A gun range in Virginia isn’t subject to closure under Gov. Ralph Northam’s executive order and can reopen, a judge ruled Monday.
The Hill reports, “amid the COVID-19 pandemic a circuit court judge ruled the constitutional right to bear arms meant the state did not have the authority to order the business to close.”
The ruling comes in a case the SafeSide gun range and gun rights groups brought against Gov. Ralph Northam’s (D) stay-at-home order.
In March Northam had included indoor shooting ranges among the businesses to be temporarily shuttered to stop the spread of COVID-19. Northam ordered residents to temporarily avoid unnecessary travel and large gatherings as well as the closure of nonessential businesses, including shooting ranges.
SafeSide, Gun Owners of America, the Association of Virginia Gun Ranges and the Virginia Citizens Defense League accused the state of violating the rights of residents afforded by the Second Amendment.
“The Governor has no such power.
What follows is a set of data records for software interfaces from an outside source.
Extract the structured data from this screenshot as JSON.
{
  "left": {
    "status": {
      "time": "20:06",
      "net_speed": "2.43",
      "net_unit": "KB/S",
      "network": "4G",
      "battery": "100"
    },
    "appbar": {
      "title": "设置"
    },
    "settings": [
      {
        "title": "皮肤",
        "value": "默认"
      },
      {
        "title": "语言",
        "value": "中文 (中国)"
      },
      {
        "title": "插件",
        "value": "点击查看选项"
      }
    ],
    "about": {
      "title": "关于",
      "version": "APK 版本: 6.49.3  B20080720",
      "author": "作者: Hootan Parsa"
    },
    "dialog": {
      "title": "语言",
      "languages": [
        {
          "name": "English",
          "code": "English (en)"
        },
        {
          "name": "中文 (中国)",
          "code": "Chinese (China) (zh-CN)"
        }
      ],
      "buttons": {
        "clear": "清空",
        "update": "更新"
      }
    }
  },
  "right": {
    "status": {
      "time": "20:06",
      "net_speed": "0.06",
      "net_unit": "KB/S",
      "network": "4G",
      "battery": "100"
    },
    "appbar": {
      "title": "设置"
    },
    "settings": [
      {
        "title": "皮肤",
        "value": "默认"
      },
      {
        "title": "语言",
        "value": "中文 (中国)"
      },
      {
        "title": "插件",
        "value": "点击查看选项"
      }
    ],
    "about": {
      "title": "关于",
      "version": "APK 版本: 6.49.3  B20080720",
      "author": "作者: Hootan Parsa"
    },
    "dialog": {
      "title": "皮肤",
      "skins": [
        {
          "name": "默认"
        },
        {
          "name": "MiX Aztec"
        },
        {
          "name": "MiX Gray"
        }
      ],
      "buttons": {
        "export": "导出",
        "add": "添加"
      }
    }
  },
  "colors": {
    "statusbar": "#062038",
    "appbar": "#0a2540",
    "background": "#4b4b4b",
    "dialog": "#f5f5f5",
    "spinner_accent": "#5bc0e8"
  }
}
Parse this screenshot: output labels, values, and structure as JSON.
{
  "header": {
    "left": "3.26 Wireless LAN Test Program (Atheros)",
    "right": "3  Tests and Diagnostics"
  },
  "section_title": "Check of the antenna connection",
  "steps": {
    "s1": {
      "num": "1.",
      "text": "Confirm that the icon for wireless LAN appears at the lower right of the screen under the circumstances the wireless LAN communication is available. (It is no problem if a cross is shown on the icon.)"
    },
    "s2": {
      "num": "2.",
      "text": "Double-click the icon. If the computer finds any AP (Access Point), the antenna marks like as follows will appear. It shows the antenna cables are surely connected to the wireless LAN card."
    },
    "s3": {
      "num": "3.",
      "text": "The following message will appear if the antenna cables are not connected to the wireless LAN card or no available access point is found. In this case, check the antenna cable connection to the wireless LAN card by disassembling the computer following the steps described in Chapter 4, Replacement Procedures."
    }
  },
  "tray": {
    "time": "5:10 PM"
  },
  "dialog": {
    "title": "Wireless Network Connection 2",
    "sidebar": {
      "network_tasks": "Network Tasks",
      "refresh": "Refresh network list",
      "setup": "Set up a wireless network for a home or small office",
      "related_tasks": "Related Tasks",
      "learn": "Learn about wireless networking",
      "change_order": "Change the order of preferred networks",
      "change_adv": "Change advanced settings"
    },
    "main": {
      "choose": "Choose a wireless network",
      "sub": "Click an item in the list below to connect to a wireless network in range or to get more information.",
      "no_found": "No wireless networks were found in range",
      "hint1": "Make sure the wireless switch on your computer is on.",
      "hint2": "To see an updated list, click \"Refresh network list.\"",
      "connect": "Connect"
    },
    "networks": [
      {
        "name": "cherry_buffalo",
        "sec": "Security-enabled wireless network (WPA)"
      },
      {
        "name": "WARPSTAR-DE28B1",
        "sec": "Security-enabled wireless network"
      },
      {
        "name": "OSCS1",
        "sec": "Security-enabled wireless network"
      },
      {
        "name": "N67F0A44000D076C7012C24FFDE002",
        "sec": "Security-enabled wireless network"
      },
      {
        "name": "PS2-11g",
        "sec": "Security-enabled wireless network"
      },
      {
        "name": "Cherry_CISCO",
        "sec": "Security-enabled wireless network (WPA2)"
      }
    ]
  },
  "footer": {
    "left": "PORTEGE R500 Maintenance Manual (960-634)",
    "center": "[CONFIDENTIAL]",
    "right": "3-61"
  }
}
He is barred from closing shooting ranges under the Virginia ‘Emergency Services and Disaster Law,'” the groups said in the suit. “But even more importantly, his closure order infringes on rights recognized and protected by Article I, 13 of the Virginia Constitution and the Second Amendment of the United States Constitution.”
“It does not matter that the Governor has issued an emergency declaration or declared a state of emergency, as no elected official has the discretionary authority to suspend the protections the People wrote into their Constitution which also created the office in which the Governor serves,” the suit continued.
Attorney General Mark Herring (D) argued the governor did possess the “constitutional authority to protect the Commonwealth by taking decisive action in a crisis.” Herring also reportedly argued that the Constitution did not acknowledge a right to “operate an indoor shooting range.”
In his ruling siding with the gun range in the case, the judge said the Second Amendment superseded the governor’s emergency authority, according to the AP.
The Lynchburg shooting range can reopen immediately as long as its owners can maintain social distancing and enhanced cleaning measures.
According to The Virginian Pilot, Richard Schragger, a law professor at the University of Virginia, said the ruling only applies to the Lynchburg gun range, but the reasoning could apply across the state and other gun ranges could bring a similar lawsuit.